Conditional Christianity August 30, 2010Posted by Dan R. Dick in Core Values, Religion in the U.S., Theological Reflection.
Tags: church, Theology
There is no greater power on earth than the love of God, evidenced in the gift of His Son, Jesus Christ. Of course, this gift is only given to Christians.
I heard a United Methodist pastor preach this recently, and I called him a few days later to ask if this is what he truly meant to say… if this is truly what he believes. He let me know, emphatically, that this is his understanding of the Christian faith. God’s love is available to all, but it’s up to us to accept or reject it, and there is a very narrow, very specific set of behaviors that prove whether you are a Christian or not. It doesn’t matter what we say — anyone can say they believe in God or Jesus — it only matters that we align our behaviors with a carefully selected list of “dos” and “don’ts” from the Bible.
I asked for a definition of “unconditional” and was told it is “a universal and all-inclusive love that knows no boundaries or limitations.”
I was cool with this, but pushed to then say, “doesn’t all-inclusive include everyone?”
The pastor pondered for a moment, then said, “well, it is true for those who accept it.”
I countered, “so there are limits and boundaries that it can’t cross?” “Oh, no. I can cross them, but God won’t force his love on anyone.” “But what if I accept God’s unconditional love, but don’t act in a way that someone else defines as acceptable?”
“You’re talking like a gay person? You can’t be a gay Christian. If you’re Christian, you aren’t gay. If you’re gay, you aren’t a Christian.”
“Let’s not go there. Let’s stick with something easy, like divorce. I’m divorced and I am a devout Christian, even though the Bible is pretty clear. At no point in the painful process of divorce did I feel I was exempt from God’s unconditional love.”
“Well, this is a bad example. Divorce is unfortunate, but it doesn’t mean you can’t be a Christian.”
“So, the list of behaviors is up for editing? We can put on it and take off it anything we want to?” I asked.
“Of course not. I’m only talking about the really destructive and undebatable sins, like murder.”
“So, a murderer can’t experience God’s unconditional love?”
“He can if he repents and never kills again. But a Christian won’t commit murder — if a person says they are a Christian but they murder, then they really aren’t a Christian.” he explained.
“And that means that God doesn’t love him?” I asked.
“No, that means he rejects God’s love.”

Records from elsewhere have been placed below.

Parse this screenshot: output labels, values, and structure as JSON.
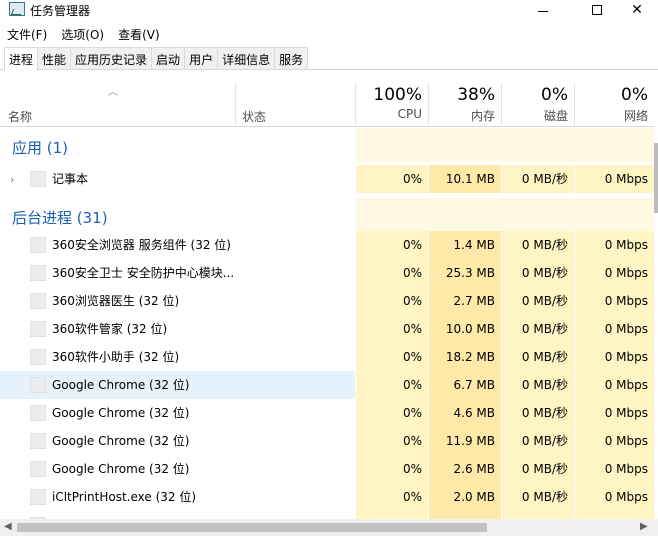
{
  "window": {
    "title": "任务管理器"
  },
  "menu": [
    "文件(F)",
    "选项(O)",
    "查看(V)"
  ],
  "tabs": [
    "进程",
    "性能",
    "应用历史记录",
    "启动",
    "用户",
    "详细信息",
    "服务"
  ],
  "header": {
    "name": "名称",
    "status": "状态",
    "cpu": {
      "pct": "100%",
      "label": "CPU"
    },
    "mem": {
      "pct": "38%",
      "label": "内存"
    },
    "disk": {
      "pct": "0%",
      "label": "磁盘"
    },
    "net": {
      "pct": "0%",
      "label": "网络"
    }
  },
  "groups": {
    "apps": "应用 (1)",
    "background": "后台进程 (31)"
  },
  "processes": [
    {
      "name": "记事本",
      "cpu": "0%",
      "mem": "10.1 MB",
      "disk": "0 MB/秒",
      "net": "0 Mbps"
    },
    {
      "name": "360安全浏览器 服务组件 (32 位)",
      "cpu": "0%",
      "mem": "1.4 MB",
      "disk": "0 MB/秒",
      "net": "0 Mbps"
    },
    {
      "name": "360安全卫士 安全防护中心模块...",
      "cpu": "0%",
      "mem": "25.3 MB",
      "disk": "0 MB/秒",
      "net": "0 Mbps"
    },
    {
      "name": "360浏览器医生 (32 位)",
      "cpu": "0%",
      "mem": "2.7 MB",
      "disk": "0 MB/秒",
      "net": "0 Mbps"
    },
    {
      "name": "360软件管家 (32 位)",
      "cpu": "0%",
      "mem": "10.0 MB",
      "disk": "0 MB/秒",
      "net": "0 Mbps"
    },
    {
      "name": "360软件小助手 (32 位)",
      "cpu": "0%",
      "mem": "18.2 MB",
      "disk": "0 MB/秒",
      "net": "0 Mbps"
    },
    {
      "name": "Google Chrome (32 位)",
      "cpu": "0%",
      "mem": "6.7 MB",
      "disk": "0 MB/秒",
      "net": "0 Mbps"
    },
    {
      "name": "Google Chrome (32 位)",
      "cpu": "0%",
      "mem": "4.6 MB",
      "disk": "0 MB/秒",
      "net": "0 Mbps"
    },
    {
      "name": "Google Chrome (32 位)",
      "cpu": "0%",
      "mem": "11.9 MB",
      "disk": "0 MB/秒",
      "net": "0 Mbps"
    },
    {
      "name": "Google Chrome (32 位)",
      "cpu": "0%",
      "mem": "2.6 MB",
      "disk": "0 MB/秒",
      "net": "0 Mbps"
    },
    {
      "name": "iCltPrintHost.exe (32 位)",
      "cpu": "0%",
      "mem": "2.0 MB",
      "disk": "0 MB/秒",
      "net": "0 Mbps"
    }
  ]
}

“So, God’s unconditional love is conditional upon our acceptance?” I asked.
“Absolutely not! God’s love doesn’t change, and it never depends on anything we do. We either accept it or reject it.” he said.
“So, we determine whether we are loved or not? That sounds conditional to me.”

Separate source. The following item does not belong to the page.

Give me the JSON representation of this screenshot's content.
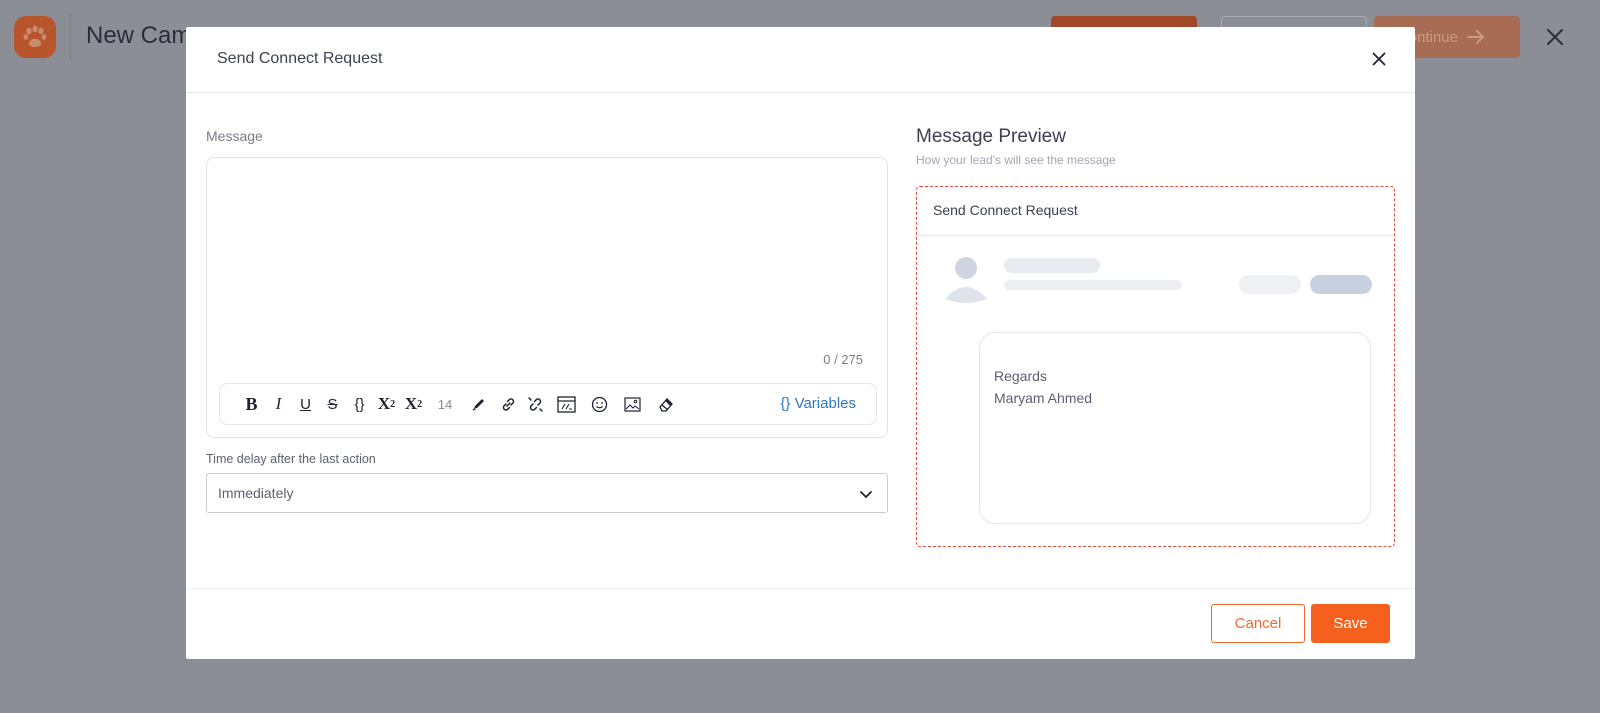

“Listen. God IS love. God can’t be anything but love. God has never done anything at any time in history that is NOT love,” he patiently explained. “God’s love just IS, but that doesn’t mean we receive that love. There are millions of people who reject this love.”
“And so the love goes away… That sounds like God stops loving those who reject God’s love. And you said that the gift is “only given to Christians.” I claimed.
“What I should have said is that only Christians receive the love.”
“But, do you really believe that? And then you said that it really doesn’t extend to all people who believe in Jesus as the Christ, but only a subset of Christians that behave a certain way.”
“You have to be a true Christian to fully experience the love of God.”
“Okay, what about Matthew 25 — the sheep and the goats. Don’t you think this passage indicates that everyone should receive the love of God — that we should extend God’s love to everyone just as we would to Jesus the Christ?”
“That’s a perfect example of what I mean. Jesus says, “as you do to the least of these my brethren or my family, you did to me. He’s only talking about Christians. Our only obligation is to our brothers and sisters in Christ.” he explained.
“But that’s an interpretation. That all depends on where we choose to draw the line that defines “us” from “them.” I believe the family of Christ includes all who are created in the image of God — all people on earth.” I said.
“You can think that, but that isn’t biblical. We don’t have responsibility for every person on earth. We have an obligation to evangelize them, but if they reject us, they’re on their own. Our scriptures aren’t universal — they apply to Christians.”
“So,” I tried once more, “God’s love is conditional. It only extends to those who accept it.”
“Yes, it isn’t the love that is conditional, only our acceptance.”
I can’t begin to explain all the problems I have with this young pastor’s theology and attitude, though I think I understand his argument. It closes the door to so much. It limits our potential for healing and transformation in the world. It constrains God’s power based on human judgment. It decides who is “in” and who is “out,” based not on eternal truth but human whim. It also gives us an excuse to give up on people. I’ve been wrestling with this conversation for weeks, and it still troubles me. A Christianity that is exclusive, divisive, judgmental, and yes, I’ll say it, conditional, can’t take us where we need to be. At least, that’s what I think.